Simon Brown, the owner of Joe Browns, defended his company’s choice to open a physical store stating “Customers have told us they love to step into a space where they feel fully immersed in Joe Browns’ uniquely captivating and colourful world”. If retailers and high street businesses can offer a great experience to consumers, then the future of retail will include bricks-and-mortar stores for some time to come.
Opportunities for the High Street
For city centres that have proportionally more office space than retail space, there are more people, shoppers and footfall throughout the entire week.
Create a healthy business mix to ensure that the high street has a diverse range of enterprises that complement one another and encourage healthy growth.
KIBS contribution towards GVA highlights the benefit they provide for Scotland, in terms of overall revenue and tax generated.
Create high quality office space to attract KIBS to the city centre and retain them long term.
Highly-skilled workers, students, and recent university graduates are attracted towards places where there are professional opportunities and career prospects.
Developing a rapport with local Universities and organisations like Skills Development Scotland, businesses can encourage potential employees to remain locally in smaller towns and cities, benefitting the high streets, other local businesses and the wider community.
Over £300 billion was spent in UK retail stores in 2017 while only £59 billion was spent with online retailers, however, the rate of growth of online retailers is outpacing bricks-and-mortar.
Most high street retailers already have an online presence. Many are now attempting to move more shoppers towards their e-commerce platform. The key to their success will be whether or not the customer feels that their online shopping experience complements or heightens their in-store experience.

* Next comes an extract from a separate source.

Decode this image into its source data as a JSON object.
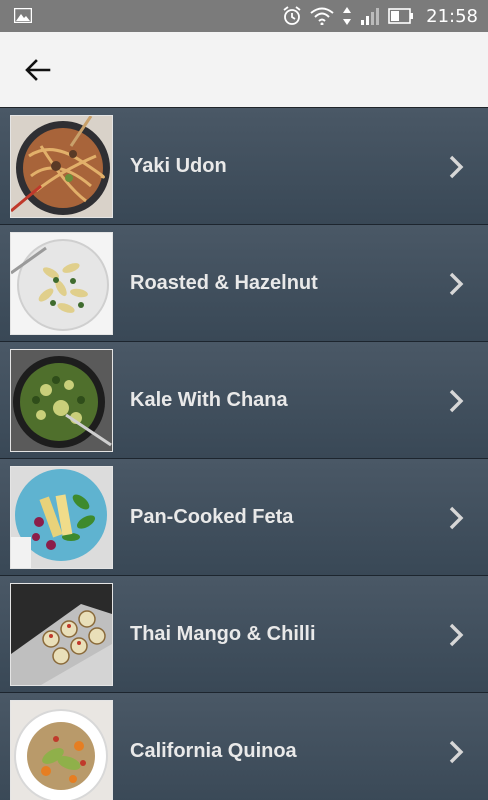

If you are looking to explore the opportunities on the high street, then contact Strathearn Strategic Consulting; we’re here to help your business grow.
Strathearn Strategic Consulting
+44 (0) 7913 413 699